Judges who studied evidence provided by prosecutors said it offers “a reasonable basis to proceed with an investigation” into crimes committed since April 26, 2015, allegedly by “State agents and other groups implementing State policies.”
There was no immediate response from Burundi’s government. The country descended into violence that left hundreds dead in 2015 after President Pierre Nkurunziza announced plans to run for a third term that he ultimately won.
“According to estimates, at least 1 200 persons were allegedly killed, thousands illegally detained, thousands reportedly tortured and hundreds disappeared,” the court said in a statement. “The alleged acts of violence have reportedly resulted in the displacement of 413 490 persons between April 2015 and May 2017.”
The crimes allegedly were committed by Burundi’s national police force, intelligence service, units of the country’s army and members of the youth wing of the ruling party known as the Imbonerakure.
Judges issued the authorisation under seal on October 25, two days before Burundi’s withdrawal from the ICC. It is the 11th full-scale investigation by the court that prosecutes some of the world’s worst atrocities. All but one of the investigations are in Africa.
Last month, Burundi’s Justice Minister Aimee Laurentine Kanyana called the ICC withdrawal “a great achievement” in reinforcing the country’s independence, and called on police and prosecutors to respect human rights so that “white people” won’t have “false proofs to rely on in accusing Burundi.”
A UN commission of inquiry report earlier this year said crimes against humanity, including killings and sexual violence, are still being committed in Burundi, and it asked the ICC to open an investigation as soon as possible.
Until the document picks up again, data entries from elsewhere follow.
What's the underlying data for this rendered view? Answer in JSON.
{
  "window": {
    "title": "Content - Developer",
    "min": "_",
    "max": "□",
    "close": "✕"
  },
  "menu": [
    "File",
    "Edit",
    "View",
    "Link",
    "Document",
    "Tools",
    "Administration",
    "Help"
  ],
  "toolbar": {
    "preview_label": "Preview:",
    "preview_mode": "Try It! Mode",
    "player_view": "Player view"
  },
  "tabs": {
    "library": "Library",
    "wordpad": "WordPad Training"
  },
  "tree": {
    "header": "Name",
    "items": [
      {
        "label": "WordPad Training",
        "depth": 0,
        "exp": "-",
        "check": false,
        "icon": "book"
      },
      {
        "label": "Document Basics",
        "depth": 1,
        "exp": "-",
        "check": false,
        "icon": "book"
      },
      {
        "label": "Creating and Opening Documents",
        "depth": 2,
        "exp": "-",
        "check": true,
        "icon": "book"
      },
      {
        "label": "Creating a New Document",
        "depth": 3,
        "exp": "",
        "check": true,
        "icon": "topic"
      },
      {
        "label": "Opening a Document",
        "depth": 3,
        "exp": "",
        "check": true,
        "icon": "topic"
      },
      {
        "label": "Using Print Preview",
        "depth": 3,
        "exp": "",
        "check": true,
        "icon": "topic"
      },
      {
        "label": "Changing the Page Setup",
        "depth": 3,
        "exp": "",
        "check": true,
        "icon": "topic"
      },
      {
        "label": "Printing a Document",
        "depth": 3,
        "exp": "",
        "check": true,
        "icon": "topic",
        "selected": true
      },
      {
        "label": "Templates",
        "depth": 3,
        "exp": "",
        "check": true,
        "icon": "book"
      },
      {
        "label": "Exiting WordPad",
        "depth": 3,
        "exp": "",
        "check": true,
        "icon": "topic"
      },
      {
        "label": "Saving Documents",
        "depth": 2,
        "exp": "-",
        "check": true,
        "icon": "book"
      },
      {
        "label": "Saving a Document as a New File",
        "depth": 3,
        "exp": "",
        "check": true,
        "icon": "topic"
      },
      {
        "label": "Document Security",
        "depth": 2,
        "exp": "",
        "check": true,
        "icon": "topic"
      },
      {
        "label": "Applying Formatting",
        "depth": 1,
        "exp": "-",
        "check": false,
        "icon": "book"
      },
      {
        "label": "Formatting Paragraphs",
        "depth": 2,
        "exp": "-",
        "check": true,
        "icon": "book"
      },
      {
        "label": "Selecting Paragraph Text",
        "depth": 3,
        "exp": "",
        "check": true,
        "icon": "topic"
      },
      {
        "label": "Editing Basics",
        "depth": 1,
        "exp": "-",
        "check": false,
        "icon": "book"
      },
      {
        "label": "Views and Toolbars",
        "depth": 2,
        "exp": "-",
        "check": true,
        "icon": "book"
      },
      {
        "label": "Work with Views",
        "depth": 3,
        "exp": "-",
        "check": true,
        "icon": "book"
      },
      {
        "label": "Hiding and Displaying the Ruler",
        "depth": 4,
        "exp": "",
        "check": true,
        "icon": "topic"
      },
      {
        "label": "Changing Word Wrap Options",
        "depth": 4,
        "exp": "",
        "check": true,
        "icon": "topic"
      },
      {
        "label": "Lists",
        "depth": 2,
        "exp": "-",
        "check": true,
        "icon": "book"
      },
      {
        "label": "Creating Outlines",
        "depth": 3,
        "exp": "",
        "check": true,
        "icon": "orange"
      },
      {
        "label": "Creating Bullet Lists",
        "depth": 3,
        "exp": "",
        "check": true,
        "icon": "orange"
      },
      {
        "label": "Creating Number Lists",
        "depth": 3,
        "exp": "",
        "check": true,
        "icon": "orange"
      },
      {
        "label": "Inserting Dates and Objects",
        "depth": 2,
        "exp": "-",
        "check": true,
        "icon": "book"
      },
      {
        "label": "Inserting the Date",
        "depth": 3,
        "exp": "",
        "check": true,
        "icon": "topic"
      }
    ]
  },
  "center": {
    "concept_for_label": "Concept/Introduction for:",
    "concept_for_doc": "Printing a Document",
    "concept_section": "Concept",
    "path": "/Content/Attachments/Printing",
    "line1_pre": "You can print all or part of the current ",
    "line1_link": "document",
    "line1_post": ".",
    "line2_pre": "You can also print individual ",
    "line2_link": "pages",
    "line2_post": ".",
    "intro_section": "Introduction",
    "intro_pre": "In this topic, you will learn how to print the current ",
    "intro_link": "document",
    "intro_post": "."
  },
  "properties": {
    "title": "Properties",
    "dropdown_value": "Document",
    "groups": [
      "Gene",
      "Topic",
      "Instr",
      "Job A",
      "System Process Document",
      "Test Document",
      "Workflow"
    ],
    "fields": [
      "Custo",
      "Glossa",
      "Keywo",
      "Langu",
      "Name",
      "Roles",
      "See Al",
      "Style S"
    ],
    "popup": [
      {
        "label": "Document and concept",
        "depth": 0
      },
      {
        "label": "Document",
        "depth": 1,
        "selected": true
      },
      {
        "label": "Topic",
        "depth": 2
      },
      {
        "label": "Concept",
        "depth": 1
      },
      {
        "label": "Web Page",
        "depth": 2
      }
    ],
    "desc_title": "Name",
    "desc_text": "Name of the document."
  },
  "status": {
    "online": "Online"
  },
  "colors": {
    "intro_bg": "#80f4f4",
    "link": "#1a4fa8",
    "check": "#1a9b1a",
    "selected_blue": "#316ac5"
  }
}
The report was based on interviews with more than 500 witnesses.